I attended a reading by author and Honorary Consul General Helen Szablya recently; she and her family escaped Hungary as the Soviets were crushing the people’s uprising in the 1950’s. The terror of their escape still present in her eyes, Mrs. Szablya shared advice from an uncle: “where there is no memory, there is no pain.” Our human wish to forget our worst experiences in order to avoid the pain they bring is well known; so many authors, painters, musicians, filmmakers, and other artists experiment with capturing the vagaries of memory in their work. (I’ll wager at least half of the old Twilight Zone episodes had some play on what we remember, and who remembers us.) We strive equally to remember and to forget, as means of learning and moving forward.
As authors of science fiction and fantasy, we create compelling stories of memories lost, found, shared, transported, faked, created, destroyed, and honored.
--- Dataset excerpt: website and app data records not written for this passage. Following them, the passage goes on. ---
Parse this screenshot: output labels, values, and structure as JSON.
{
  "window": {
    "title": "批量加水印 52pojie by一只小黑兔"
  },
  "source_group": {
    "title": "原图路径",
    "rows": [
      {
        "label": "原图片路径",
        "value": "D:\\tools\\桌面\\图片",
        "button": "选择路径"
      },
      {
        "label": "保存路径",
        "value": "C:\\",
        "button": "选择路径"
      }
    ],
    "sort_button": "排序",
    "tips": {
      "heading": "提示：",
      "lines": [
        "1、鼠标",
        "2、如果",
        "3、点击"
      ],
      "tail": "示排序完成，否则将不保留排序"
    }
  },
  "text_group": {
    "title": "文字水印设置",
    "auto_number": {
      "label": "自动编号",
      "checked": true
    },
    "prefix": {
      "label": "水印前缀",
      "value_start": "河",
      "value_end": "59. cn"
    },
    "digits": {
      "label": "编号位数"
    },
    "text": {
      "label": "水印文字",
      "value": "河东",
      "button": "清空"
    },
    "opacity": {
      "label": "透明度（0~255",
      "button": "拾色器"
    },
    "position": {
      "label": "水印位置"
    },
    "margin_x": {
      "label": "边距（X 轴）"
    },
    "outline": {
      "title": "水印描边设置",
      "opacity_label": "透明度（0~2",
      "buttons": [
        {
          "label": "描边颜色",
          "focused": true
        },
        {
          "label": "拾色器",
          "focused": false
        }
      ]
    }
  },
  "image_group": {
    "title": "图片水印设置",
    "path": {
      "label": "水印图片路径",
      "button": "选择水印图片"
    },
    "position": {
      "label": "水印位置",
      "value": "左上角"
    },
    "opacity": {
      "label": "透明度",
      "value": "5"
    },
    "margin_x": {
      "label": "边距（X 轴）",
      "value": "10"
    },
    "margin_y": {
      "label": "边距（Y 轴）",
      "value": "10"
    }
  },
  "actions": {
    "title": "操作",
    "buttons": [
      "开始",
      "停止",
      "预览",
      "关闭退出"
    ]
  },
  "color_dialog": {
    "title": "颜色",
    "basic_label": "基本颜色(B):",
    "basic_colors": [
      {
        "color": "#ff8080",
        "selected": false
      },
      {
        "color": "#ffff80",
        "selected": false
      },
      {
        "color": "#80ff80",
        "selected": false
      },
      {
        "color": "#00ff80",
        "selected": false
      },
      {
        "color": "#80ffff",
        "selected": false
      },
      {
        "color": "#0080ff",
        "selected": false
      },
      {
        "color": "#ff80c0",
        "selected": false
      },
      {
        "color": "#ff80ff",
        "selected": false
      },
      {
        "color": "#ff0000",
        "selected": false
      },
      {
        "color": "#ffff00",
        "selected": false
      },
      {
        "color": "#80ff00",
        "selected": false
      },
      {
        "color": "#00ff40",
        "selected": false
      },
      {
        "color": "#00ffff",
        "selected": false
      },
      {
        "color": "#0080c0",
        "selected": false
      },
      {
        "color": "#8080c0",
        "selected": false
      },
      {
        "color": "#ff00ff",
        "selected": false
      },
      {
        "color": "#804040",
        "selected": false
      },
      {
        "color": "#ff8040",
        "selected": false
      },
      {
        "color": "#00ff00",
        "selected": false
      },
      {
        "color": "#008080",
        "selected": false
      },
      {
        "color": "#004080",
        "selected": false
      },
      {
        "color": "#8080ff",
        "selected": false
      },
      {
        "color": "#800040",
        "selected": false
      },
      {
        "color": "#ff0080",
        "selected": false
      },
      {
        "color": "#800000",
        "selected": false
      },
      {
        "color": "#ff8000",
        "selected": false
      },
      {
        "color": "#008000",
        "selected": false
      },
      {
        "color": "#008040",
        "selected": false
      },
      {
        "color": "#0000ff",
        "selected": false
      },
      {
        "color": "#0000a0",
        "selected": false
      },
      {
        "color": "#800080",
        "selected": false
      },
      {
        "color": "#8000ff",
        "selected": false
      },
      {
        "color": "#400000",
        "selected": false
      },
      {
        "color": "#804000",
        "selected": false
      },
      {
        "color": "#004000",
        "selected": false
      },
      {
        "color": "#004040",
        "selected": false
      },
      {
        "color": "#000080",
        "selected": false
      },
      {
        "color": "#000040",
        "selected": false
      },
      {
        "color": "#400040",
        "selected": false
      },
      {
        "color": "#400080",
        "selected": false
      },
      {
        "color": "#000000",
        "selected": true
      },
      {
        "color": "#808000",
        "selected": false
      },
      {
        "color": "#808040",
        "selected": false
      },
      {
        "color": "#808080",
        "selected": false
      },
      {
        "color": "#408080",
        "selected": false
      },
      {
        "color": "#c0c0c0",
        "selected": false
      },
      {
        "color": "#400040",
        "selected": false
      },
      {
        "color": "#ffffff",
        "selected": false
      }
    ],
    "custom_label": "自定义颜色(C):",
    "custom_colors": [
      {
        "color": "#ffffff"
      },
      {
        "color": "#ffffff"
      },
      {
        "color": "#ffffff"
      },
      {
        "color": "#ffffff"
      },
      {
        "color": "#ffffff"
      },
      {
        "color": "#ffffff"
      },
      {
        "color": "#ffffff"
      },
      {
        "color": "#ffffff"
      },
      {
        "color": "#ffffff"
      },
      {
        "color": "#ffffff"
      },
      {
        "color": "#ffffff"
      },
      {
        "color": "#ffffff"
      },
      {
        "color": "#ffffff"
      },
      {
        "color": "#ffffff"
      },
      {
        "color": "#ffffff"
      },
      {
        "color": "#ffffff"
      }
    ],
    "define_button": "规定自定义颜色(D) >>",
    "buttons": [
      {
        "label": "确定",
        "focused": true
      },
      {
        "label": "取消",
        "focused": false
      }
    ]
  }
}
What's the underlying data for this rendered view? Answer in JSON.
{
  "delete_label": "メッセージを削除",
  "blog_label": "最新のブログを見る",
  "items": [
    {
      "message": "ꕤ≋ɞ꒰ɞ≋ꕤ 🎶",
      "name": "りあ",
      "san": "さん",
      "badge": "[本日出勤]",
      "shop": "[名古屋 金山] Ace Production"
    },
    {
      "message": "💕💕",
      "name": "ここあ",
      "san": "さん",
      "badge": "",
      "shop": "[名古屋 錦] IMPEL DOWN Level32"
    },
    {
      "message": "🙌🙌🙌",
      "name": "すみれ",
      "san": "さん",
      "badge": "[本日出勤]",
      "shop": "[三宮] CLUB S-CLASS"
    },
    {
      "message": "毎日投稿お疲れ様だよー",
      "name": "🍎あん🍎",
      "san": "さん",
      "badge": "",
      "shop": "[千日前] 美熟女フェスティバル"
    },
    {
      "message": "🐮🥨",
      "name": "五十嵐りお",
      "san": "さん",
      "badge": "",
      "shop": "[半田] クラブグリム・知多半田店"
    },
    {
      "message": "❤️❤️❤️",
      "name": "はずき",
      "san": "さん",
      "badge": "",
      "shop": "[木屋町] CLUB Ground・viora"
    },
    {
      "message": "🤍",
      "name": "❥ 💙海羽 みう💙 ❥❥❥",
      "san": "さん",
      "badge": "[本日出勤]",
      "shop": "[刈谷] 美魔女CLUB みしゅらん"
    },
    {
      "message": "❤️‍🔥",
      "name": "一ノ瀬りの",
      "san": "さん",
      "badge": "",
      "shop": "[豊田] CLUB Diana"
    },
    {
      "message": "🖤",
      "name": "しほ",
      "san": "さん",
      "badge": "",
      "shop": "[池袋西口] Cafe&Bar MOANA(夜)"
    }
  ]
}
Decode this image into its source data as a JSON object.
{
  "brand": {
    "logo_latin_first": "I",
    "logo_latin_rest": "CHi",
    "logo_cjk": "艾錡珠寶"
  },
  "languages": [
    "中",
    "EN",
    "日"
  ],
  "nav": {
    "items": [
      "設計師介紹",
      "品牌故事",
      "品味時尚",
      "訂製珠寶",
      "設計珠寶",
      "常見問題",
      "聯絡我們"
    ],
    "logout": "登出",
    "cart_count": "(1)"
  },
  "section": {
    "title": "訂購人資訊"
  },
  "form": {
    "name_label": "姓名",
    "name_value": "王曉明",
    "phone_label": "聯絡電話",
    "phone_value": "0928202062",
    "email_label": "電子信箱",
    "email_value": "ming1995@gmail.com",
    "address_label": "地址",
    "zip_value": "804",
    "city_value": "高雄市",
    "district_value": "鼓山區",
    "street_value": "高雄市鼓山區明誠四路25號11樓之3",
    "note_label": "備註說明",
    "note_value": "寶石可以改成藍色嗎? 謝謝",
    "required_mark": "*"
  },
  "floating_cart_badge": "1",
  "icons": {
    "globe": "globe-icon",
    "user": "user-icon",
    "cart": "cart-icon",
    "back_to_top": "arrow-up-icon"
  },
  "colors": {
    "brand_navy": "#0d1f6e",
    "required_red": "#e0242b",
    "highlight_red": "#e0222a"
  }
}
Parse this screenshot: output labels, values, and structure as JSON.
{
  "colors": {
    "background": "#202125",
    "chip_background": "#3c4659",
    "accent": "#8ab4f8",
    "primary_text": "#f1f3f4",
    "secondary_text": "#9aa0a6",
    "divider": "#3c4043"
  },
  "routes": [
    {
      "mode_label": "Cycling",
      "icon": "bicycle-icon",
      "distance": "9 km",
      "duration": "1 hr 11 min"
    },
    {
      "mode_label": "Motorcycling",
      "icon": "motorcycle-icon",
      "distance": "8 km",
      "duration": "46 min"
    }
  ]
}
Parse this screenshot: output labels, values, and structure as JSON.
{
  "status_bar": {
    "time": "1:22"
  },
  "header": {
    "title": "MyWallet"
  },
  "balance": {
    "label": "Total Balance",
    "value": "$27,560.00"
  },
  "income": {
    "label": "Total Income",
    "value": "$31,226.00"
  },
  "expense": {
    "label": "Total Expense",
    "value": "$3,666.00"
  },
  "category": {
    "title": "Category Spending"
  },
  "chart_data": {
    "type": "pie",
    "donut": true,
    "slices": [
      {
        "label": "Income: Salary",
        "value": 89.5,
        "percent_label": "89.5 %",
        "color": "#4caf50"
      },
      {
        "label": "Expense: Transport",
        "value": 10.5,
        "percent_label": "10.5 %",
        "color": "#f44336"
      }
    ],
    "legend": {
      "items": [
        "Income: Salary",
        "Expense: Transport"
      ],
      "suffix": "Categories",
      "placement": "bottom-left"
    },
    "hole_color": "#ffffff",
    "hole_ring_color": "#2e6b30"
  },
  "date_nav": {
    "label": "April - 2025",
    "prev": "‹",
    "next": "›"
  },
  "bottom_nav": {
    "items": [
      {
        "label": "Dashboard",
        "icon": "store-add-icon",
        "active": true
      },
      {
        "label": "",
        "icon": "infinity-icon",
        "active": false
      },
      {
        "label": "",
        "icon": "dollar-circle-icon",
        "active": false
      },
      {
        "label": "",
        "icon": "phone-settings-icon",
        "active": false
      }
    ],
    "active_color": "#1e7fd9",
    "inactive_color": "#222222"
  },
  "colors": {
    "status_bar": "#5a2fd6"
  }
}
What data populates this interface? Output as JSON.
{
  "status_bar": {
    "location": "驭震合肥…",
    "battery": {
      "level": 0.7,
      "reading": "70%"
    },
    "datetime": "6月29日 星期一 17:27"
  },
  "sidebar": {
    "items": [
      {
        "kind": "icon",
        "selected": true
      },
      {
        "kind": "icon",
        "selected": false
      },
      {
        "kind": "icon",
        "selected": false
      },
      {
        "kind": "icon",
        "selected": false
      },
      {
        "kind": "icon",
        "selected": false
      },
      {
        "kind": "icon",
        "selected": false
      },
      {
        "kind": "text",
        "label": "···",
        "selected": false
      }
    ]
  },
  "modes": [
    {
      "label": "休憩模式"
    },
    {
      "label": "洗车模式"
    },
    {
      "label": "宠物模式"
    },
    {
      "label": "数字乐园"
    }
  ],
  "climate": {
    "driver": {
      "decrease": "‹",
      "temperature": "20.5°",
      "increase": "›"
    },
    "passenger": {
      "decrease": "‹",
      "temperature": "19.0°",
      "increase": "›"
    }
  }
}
In An Alien’s Guide, one main character has forgotten the first twelve years of her own life; another works hard to avoid remembering his failures. Discovering memories with the assistance of sacred objects helps them all put their own broken stories back together.
One of the most painful questions humans ask is “who is worthy of remembering?” On this Memorial Day, I’d like to share my answer: Everyone.
In honor of all I have known and loved, and who knew and loved me, whether as an individual person or simply as part of the community of this human race; to all who expressed their love in service of all kinds: I remember you, today.